The test was quite simple and could be used in any setting. Participants faced a computer monitor in which a circle and triangle appeared at variable programmed intervals. They estimated the time between the appearance of each blinking object over several iterations, which allowed the researchers to generate robust statistical computational models of perception. When the images flashed at short time intervals, the researchers detected no meaningful differences between the patients and the control group. But when they spaced the images at intervals of one second or more — the time frame controlled by the basal ganglia — consistent abnormalities became apparent.

The study also suggested impaired visual perception of time even for participants using brain stimulation therapy or Levodopa, a medicine used to treat Parkinson’s disease. The team also found an interesting correlation between impaired perceptual perception and motor impairment caused by disease progression.

The researchers plan to continue developing the tool and computational models for clinical and research purposes — perhaps adding haptics, auditory, or other sensory perception tests. 

The lead author of “Differential Temporal Perception Abilities in Parkinson’s Disease Patients Based on Timing Magnitude” is Matthew Bernardinis, who was a master’s degree student co-advised by Atashzar, Rajni V. Patel, and Mandar S. Jog, both of the University of Western Ontario.

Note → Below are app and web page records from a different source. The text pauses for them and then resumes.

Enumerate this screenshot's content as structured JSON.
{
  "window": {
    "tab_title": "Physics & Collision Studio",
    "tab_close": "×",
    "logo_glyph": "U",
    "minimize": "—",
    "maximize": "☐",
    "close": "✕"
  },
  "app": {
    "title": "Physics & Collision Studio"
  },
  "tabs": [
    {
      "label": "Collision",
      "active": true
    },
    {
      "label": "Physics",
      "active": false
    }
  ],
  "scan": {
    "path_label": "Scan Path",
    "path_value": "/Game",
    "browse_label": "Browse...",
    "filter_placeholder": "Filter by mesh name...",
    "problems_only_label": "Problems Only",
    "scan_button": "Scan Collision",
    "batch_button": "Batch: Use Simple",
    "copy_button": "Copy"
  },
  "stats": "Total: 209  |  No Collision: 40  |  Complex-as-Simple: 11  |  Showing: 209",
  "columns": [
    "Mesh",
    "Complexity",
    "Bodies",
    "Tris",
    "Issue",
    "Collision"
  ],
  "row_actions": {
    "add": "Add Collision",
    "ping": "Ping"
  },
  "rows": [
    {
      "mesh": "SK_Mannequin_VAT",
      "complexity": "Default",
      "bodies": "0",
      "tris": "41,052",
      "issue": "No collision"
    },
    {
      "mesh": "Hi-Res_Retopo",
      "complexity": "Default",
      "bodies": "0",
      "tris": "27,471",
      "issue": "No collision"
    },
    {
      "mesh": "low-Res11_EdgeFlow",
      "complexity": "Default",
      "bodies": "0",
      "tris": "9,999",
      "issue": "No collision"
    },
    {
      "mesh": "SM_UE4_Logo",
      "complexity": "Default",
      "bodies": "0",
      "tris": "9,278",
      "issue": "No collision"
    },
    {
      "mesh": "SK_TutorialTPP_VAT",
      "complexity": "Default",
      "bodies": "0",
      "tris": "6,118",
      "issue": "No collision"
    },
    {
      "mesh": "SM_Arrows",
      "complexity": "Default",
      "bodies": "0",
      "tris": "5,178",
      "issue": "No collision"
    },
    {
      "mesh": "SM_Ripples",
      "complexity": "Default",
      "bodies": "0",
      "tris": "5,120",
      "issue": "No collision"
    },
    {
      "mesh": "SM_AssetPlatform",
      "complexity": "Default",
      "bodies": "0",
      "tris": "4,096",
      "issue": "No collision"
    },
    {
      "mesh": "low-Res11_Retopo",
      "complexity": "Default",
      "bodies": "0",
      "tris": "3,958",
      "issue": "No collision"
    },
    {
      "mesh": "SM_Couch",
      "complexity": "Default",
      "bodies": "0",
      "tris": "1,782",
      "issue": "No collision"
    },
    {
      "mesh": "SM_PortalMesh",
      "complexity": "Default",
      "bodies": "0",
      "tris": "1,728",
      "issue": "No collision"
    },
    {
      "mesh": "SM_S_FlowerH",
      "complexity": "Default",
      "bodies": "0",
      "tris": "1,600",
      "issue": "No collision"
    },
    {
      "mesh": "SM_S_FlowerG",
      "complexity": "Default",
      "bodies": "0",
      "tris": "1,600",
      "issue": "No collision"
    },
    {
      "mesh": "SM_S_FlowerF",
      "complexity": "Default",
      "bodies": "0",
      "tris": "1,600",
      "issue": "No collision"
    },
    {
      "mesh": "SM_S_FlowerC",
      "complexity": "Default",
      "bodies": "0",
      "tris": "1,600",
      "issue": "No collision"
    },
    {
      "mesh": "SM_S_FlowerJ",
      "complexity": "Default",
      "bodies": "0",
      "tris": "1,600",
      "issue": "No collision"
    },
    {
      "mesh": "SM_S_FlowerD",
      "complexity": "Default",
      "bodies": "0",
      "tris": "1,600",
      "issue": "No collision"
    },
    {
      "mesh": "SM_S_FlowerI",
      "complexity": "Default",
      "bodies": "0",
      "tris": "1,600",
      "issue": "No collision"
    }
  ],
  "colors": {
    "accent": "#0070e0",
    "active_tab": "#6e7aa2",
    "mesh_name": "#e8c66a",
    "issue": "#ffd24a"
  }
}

Atashzar joined NYU Tandon in 2019 as an assistant professor appointed to the Department of Electrical and Computer Engineering as well as the Department of Mechanical and Aerospace Engineering. Previously, he was a senior postdoctoral scientist in the Department of Bioengineering at the Imperial College London in the United Kingdom, sponsored by the Natural Sciences and Engineering Research Council (NSERC) of Canada. From February 2017 to August 2018, he served as a postdoctoral research associate at Canadian Surgical Technologies and Advanced Robotics (CSTAR) center. His research employs artificial intelligence, advanced control systems, signal processing algorithms, smart wearable mechatronic modules, and human-robot interaction systems to augment human capabilities and understand the functions of the human nervous system.